• _INSTRUCTIONS FOR THE TASK_:
Filter the data for "Ansichten" and copy matching lines.

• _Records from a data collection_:
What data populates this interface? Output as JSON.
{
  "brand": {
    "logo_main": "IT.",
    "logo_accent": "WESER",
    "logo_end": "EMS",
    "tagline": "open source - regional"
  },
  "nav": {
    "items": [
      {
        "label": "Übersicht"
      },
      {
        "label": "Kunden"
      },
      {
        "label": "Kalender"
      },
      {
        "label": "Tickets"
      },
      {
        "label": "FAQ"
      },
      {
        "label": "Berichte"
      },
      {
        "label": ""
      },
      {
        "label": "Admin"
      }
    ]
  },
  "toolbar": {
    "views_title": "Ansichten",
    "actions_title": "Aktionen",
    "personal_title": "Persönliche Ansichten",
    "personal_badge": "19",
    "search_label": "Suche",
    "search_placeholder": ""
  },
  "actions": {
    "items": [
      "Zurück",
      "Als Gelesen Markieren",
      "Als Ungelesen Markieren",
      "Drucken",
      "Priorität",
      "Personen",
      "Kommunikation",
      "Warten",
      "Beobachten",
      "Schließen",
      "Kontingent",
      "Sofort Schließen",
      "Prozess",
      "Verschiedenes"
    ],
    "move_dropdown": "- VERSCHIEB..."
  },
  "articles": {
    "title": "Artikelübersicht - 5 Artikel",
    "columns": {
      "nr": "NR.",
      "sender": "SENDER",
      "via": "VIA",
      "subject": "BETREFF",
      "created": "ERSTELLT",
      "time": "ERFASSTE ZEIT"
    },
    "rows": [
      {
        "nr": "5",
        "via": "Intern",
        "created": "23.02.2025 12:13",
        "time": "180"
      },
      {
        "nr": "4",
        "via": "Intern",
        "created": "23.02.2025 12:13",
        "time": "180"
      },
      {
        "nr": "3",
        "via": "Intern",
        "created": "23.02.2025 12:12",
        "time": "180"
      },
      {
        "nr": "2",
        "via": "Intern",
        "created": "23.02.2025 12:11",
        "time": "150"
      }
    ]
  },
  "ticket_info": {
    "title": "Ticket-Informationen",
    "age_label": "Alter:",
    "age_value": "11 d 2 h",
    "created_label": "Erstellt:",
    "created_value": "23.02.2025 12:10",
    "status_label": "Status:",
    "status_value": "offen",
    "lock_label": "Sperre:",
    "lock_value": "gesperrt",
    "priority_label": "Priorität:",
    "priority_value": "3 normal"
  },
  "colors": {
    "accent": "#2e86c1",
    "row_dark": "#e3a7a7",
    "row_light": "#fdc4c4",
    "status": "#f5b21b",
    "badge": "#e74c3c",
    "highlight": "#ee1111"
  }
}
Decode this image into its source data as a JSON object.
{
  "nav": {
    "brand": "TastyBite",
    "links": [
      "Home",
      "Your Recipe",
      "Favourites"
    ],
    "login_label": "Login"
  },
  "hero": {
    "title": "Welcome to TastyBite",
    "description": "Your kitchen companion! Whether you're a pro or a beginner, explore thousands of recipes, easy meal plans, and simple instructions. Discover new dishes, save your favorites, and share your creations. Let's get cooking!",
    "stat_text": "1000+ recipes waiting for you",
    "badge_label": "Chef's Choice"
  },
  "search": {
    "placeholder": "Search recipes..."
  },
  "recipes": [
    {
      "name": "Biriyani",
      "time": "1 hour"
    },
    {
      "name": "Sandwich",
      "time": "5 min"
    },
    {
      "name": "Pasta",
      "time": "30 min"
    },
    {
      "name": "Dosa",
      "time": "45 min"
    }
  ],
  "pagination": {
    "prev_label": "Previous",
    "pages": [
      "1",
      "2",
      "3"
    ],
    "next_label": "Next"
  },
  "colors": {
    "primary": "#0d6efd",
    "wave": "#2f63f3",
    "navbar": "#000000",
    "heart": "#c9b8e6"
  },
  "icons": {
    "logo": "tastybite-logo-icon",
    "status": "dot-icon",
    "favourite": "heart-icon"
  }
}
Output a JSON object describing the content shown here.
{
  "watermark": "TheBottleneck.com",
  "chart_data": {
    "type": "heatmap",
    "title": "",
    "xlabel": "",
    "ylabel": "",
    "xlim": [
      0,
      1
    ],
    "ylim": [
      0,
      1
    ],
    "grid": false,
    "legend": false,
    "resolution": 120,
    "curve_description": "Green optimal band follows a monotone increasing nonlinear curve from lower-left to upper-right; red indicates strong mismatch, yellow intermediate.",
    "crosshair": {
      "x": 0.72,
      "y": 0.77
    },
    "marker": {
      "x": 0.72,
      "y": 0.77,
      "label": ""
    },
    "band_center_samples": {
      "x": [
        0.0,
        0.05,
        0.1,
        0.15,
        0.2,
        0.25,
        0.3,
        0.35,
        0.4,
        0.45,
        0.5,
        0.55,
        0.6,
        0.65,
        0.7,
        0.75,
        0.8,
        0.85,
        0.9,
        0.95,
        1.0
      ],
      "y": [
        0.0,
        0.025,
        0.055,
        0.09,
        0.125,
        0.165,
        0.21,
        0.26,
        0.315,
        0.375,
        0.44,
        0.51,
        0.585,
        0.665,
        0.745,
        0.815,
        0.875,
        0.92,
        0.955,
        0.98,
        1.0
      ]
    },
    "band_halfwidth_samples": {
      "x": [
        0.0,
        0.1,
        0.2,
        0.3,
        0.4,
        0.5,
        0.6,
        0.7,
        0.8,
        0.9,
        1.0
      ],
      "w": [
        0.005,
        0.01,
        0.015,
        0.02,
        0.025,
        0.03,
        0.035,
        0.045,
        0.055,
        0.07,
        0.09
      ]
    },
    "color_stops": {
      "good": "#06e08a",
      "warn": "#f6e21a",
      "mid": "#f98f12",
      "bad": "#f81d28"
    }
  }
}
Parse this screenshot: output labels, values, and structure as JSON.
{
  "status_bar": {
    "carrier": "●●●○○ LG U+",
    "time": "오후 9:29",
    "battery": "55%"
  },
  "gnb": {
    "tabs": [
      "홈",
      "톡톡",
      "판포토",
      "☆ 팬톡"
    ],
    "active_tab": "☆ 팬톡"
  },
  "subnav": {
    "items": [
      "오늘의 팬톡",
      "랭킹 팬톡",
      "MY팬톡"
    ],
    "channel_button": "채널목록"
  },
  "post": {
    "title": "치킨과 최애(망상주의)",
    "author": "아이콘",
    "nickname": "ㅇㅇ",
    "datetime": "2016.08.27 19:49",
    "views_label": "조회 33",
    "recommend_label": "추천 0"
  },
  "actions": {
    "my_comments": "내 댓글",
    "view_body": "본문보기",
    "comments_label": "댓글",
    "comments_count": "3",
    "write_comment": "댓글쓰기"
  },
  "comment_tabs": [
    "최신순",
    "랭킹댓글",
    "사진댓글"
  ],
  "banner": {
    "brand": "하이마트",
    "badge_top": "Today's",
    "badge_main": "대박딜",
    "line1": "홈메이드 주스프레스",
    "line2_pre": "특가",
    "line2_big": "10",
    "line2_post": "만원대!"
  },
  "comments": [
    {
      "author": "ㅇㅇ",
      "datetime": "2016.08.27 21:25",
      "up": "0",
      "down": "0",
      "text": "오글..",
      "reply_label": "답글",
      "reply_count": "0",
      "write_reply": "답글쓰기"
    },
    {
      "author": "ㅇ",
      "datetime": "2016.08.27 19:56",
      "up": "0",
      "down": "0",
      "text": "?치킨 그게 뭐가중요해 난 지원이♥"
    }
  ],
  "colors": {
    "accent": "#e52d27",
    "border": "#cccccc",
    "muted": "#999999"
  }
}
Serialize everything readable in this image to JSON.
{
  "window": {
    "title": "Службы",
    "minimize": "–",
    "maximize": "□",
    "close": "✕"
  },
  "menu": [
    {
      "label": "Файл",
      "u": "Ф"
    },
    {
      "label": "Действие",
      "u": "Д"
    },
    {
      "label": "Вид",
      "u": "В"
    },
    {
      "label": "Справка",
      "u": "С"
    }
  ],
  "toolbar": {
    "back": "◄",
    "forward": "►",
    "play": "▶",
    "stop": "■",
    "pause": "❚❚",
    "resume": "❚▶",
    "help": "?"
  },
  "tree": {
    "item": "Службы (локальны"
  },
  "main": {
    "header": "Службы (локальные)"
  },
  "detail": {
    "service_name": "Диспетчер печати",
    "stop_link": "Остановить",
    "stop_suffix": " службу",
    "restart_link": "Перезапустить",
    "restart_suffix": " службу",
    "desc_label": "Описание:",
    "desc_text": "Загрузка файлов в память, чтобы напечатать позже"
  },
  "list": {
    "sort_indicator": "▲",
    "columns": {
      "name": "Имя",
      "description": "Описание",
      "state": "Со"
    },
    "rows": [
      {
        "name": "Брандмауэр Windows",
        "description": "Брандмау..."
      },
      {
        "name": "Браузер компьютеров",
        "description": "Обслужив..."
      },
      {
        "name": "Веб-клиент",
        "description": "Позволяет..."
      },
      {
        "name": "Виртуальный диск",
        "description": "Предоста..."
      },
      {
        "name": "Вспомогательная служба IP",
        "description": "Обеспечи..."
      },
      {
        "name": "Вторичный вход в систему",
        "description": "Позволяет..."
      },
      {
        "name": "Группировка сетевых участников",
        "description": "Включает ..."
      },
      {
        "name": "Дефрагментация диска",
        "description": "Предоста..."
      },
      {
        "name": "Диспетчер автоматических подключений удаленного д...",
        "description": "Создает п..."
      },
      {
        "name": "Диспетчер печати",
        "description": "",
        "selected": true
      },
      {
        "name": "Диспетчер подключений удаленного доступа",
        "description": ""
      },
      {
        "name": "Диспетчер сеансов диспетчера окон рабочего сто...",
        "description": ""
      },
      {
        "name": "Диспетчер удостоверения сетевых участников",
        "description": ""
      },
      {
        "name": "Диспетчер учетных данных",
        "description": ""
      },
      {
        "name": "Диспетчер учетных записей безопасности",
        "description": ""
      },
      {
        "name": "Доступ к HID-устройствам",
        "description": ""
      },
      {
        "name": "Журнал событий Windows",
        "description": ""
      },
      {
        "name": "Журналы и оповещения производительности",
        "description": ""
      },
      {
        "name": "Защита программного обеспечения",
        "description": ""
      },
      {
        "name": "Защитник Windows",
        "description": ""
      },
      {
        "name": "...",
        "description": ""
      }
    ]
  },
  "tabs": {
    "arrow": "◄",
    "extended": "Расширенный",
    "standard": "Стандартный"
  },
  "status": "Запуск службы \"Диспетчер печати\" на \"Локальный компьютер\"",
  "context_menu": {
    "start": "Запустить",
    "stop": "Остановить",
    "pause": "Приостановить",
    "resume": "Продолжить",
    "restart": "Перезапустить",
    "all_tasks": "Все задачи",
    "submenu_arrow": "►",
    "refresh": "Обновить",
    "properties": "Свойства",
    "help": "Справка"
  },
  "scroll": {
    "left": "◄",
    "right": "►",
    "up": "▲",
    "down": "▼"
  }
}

• _SOLVED PROBLEM_:
    "views_title": "Ansichten",
    "personal_title": "Persönliche Ansichten",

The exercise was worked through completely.